Notice to Mariner No. 148, v6: Port information and regulations for vessels calling at the port of Fujairah, oil terminals, SPMs and anchorage area, section 42, protection of the marine environment, addressing the following areas:

  1. Prohibited STS operations off port limits
  2. Ballast water management
  3. Grit and hydroblasting ship’s sides and painting
  4. Propeller polishing using solvents
  5. Exhaust gas cleaning system (EGC)
  6. Carbon soot blowing of boiler/economizer
  7. Ban on open-loop scrubber
  8. Carbon soot discharge in Fujairah waters.

Section 45 details further restrictions with hold and hatch cleaning in the FOAA being strictly prohibited. Furthermore, underwater hull cleaning is only permitted with prior permission, and no cleaning of the hull above the waterline is permitted apart from cleaning of oil staining with prior permission by approved oil spill response companies.


In two of the cases experienced by entered vessels soot ended up in the water via the vessels’ Inert Gas (IG) systems. In the first case a tanker was moored to a single buoy discharging cargo when a fault developed with the boiler, leading to poor combustion and excessive black smoke being seen issuing from the funnel. The boiler’s exhaust gases, which were being fed into the IG system, were cooled and washed in the scrubber tower and the excessive soot discharged overboard in the cooling/wash water. The vessel was fined a total of AED 235,560 (approximately USD 64,000).

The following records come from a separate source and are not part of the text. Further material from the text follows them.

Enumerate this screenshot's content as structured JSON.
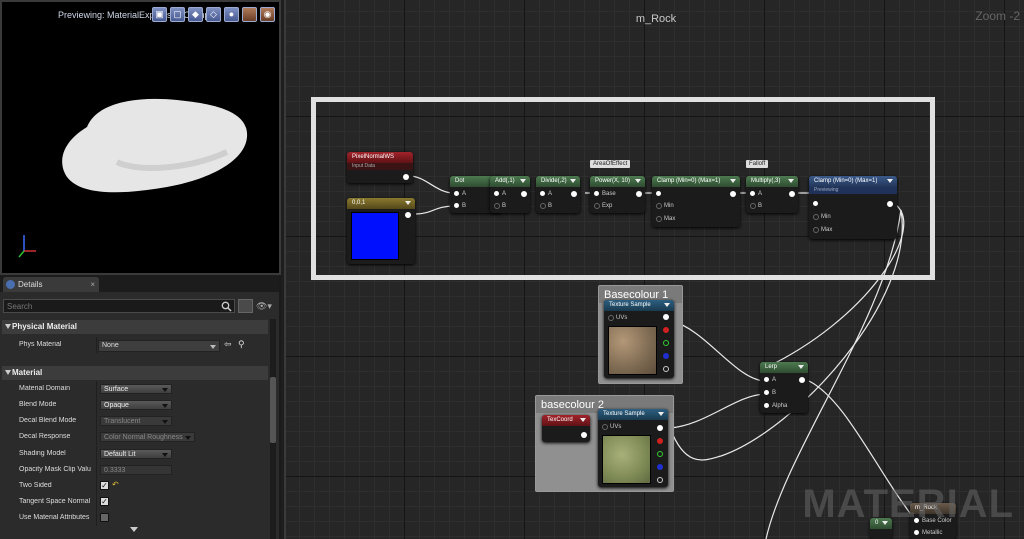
{
  "viewport": {
    "title": "Previewing: MaterialExpressionClamp_1",
    "buttons": [
      "▣",
      "▢",
      "◆",
      "◇",
      "●",
      "",
      "◉"
    ]
  },
  "details": {
    "tab_label": "Details",
    "search_placeholder": "Search",
    "categories": {
      "physical": "Physical Material",
      "material": "Material"
    },
    "phys_material": {
      "label": "Phys Material",
      "value": "None"
    },
    "properties": [
      {
        "label": "Material Domain",
        "value": "Surface",
        "type": "combo"
      },
      {
        "label": "Blend Mode",
        "value": "Opaque",
        "type": "combo"
      },
      {
        "label": "Decal Blend Mode",
        "value": "Translucent",
        "type": "combo-dim"
      },
      {
        "label": "Decal Response",
        "value": "Color Normal Roughness",
        "type": "combo-dim-wide"
      },
      {
        "label": "Shading Model",
        "value": "Default Lit",
        "type": "combo"
      },
      {
        "label": "Opacity Mask Clip Valu",
        "value": "0.3333",
        "type": "number"
      },
      {
        "label": "Two Sided",
        "value": "✓",
        "type": "check-reset"
      },
      {
        "label": "Tangent Space Normal",
        "value": "✓",
        "type": "check"
      },
      {
        "label": "Use Material Attributes",
        "value": "",
        "type": "check-off"
      }
    ]
  },
  "graph": {
    "title": "m_Rock",
    "zoom": "Zoom -2",
    "watermark": "MATERIAL",
    "nodes": {
      "pixelnormal": {
        "title": "PixelNormalWS",
        "sub": "Input Data"
      },
      "const3": {
        "title": "0,0,1"
      },
      "dot": {
        "title": "Dot",
        "pins": [
          "A",
          "B"
        ]
      },
      "add": {
        "title": "Add(,1)",
        "pins": [
          "A",
          "B"
        ]
      },
      "divide": {
        "title": "Divide(,2)",
        "pins": [
          "A",
          "B"
        ]
      },
      "power": {
        "title": "Power(X, 10)",
        "pins": [
          "Base",
          "Exp"
        ],
        "tag": "AreaOfEffect"
      },
      "clamp1": {
        "title": "Clamp (Min=0) (Max=1)",
        "pins": [
          "",
          "Min",
          "Max"
        ]
      },
      "multiply": {
        "title": "Multiply(,3)",
        "pins": [
          "A",
          "B"
        ],
        "tag": "Falloff"
      },
      "clamp2": {
        "title": "Clamp (Min=0) (Max=1)",
        "sub": "Previewing",
        "pins": [
          "",
          "Min",
          "Max"
        ]
      },
      "tex1": {
        "title": "Texture Sample",
        "pins": [
          "UVs"
        ],
        "comment": "Basecolour 1"
      },
      "tex2": {
        "title": "Texture Sample",
        "pins": [
          "UVs"
        ],
        "comment": "basecolour 2"
      },
      "texcoord": {
        "title": "TexCoord"
      },
      "lerp": {
        "title": "Lerp",
        "pins": [
          "A",
          "B",
          "Alpha"
        ]
      },
      "const0": {
        "title": "0"
      },
      "result": {
        "title": "m_Rock",
        "pins": [
          "Base Color",
          "Metallic"
        ]
      }
    }
  }
}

In the second case a tanker was alongside in the port discharging a parcel of Naphtha when soot was spotted in the water by the harbour authorities just prior to the completion of cargo operations. The vessel was fitted with a marine diesel oil fired inert gas generator (IGG) with the inert gas cooled and washed prior to use. No abnormalities had been noted with the IGG and no alarms had been activated while it was in use during cargo discharge. Initial investigations indicated that there may have been a soot build-up in the combustion chamber of the IGG. This was due to the sub-optimum operation of the burner unit caused by an electrical fault affecting the operation of the flaps regulating the air intake, with the excess soot being discharged overboard with the cooling/wash water. In this case the vessel was fined a total of AED 207,680 (approximately USD 56,500).

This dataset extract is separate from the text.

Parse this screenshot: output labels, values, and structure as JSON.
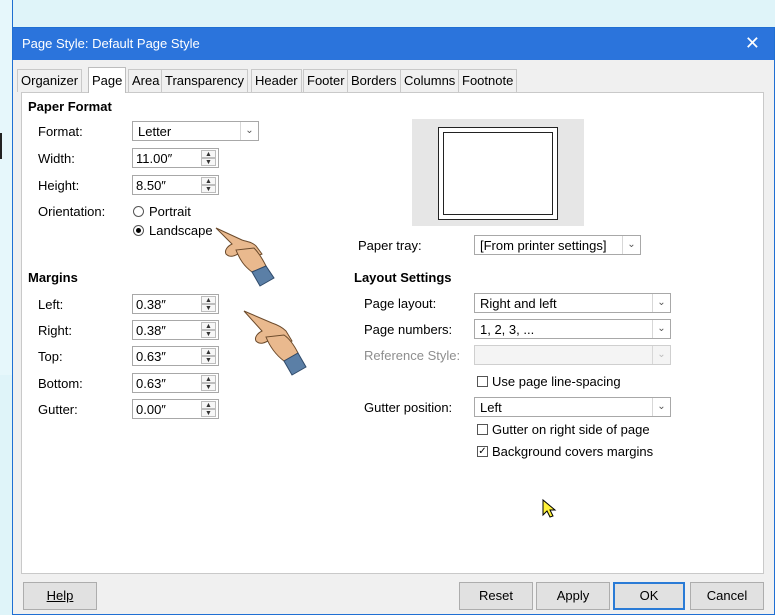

In the third case a tanker had arrived in ballast and anchored in the FOAA to take bunkers and provisions. Members of the crew on the deck had seen patches of oil on the surface of the water drifting towards the vessel, although this was prior to bunkering commencing. These small oil slicks were also spotted by a coast guard patrol boat. Although the vessel was not responsible for the oil in the water, which had emanated from elsewhere, the vessel’s situation was complicated by the presence of oil staining on the hull. Traces of oil were present between the 4m and 6m draught marks and two separate oil stains, approximately 3m x 1m, were present on the port quarter, aft of the accommodation, where it appeared that fuel oil had escaped through the deck scuppers. The fuel oil staining around the deck scuppers was recent, although unlikely to have occurred during the port call in question as it did not reach the waterline and ended abruptly several metres above it, indicating the vessel was loaded at the time of the incident. The stains appeared to have been caused by an overflow from the port bunker tank vent during a recent internal fuel oil transfer. In this case the harbour master was satisfied with the master’s explanation as to what had occurred and, as it had not happened in UAE waters, no fine or penalty was imposed. However, the specialist cleaning of the staining, required to prevent any pollution in the anchorage, was a costly exercise at USD 42,000.

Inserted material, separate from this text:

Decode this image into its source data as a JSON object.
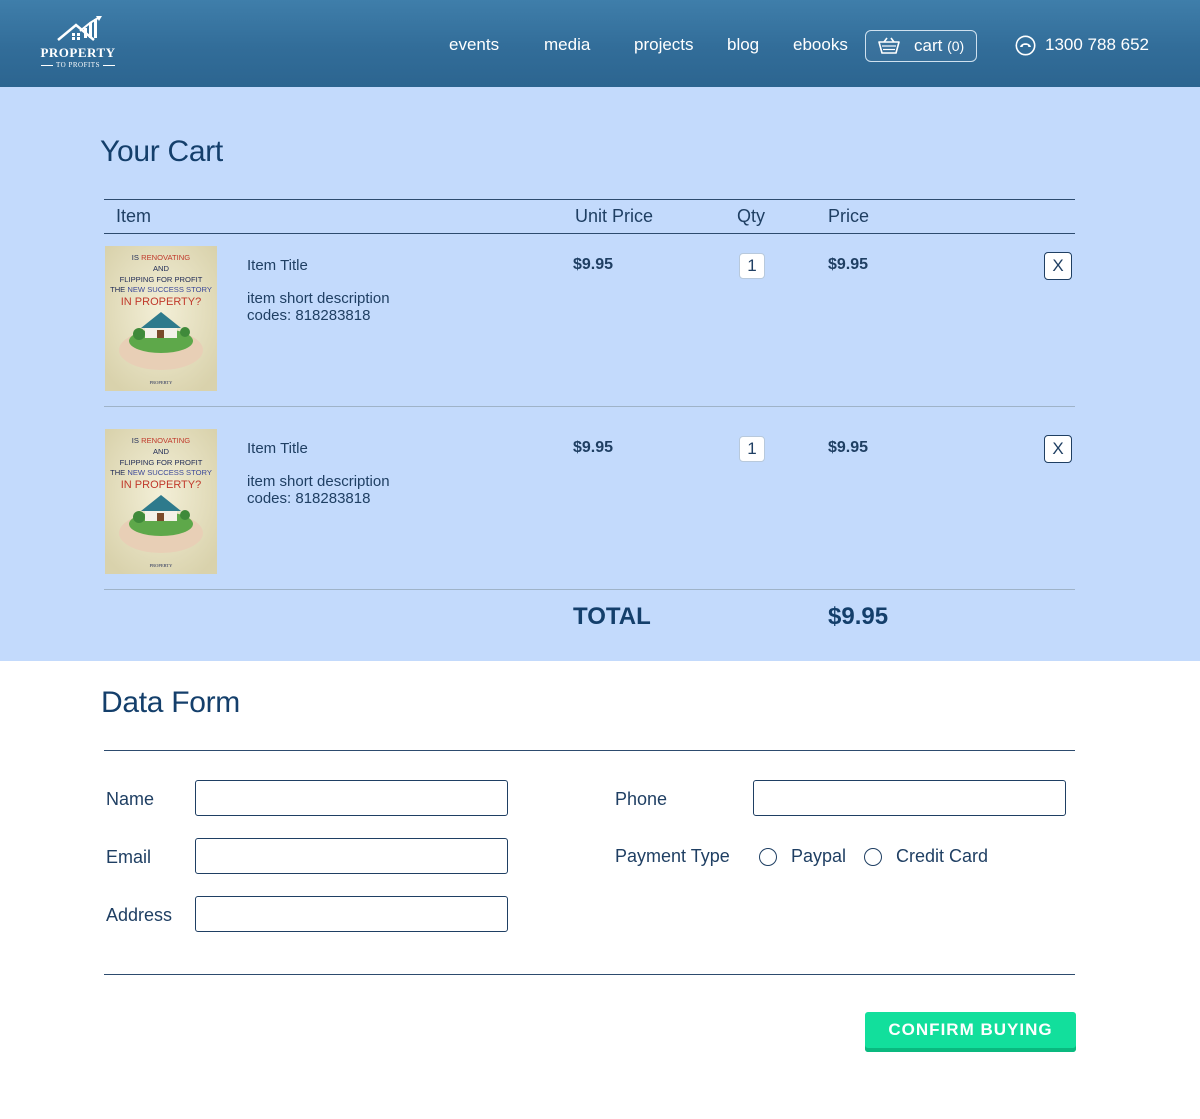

Where imposed, fines are non-negotiable and have to be settled by the local agent prior to the vessel being given clearance to sail. Letters of Undertaking are not accepted by the harbour master.

Members with vessel’s calling at the port of Fujairah are urged to ensure that the crew are aware of the various anti-pollution requirements applicable in the port and the FOAA, and that these are rigorously enforced with coast guard vessels conducting regular patrols looking for infringements.

Members requiring any further assistance on this matter should contact the loss prevention department.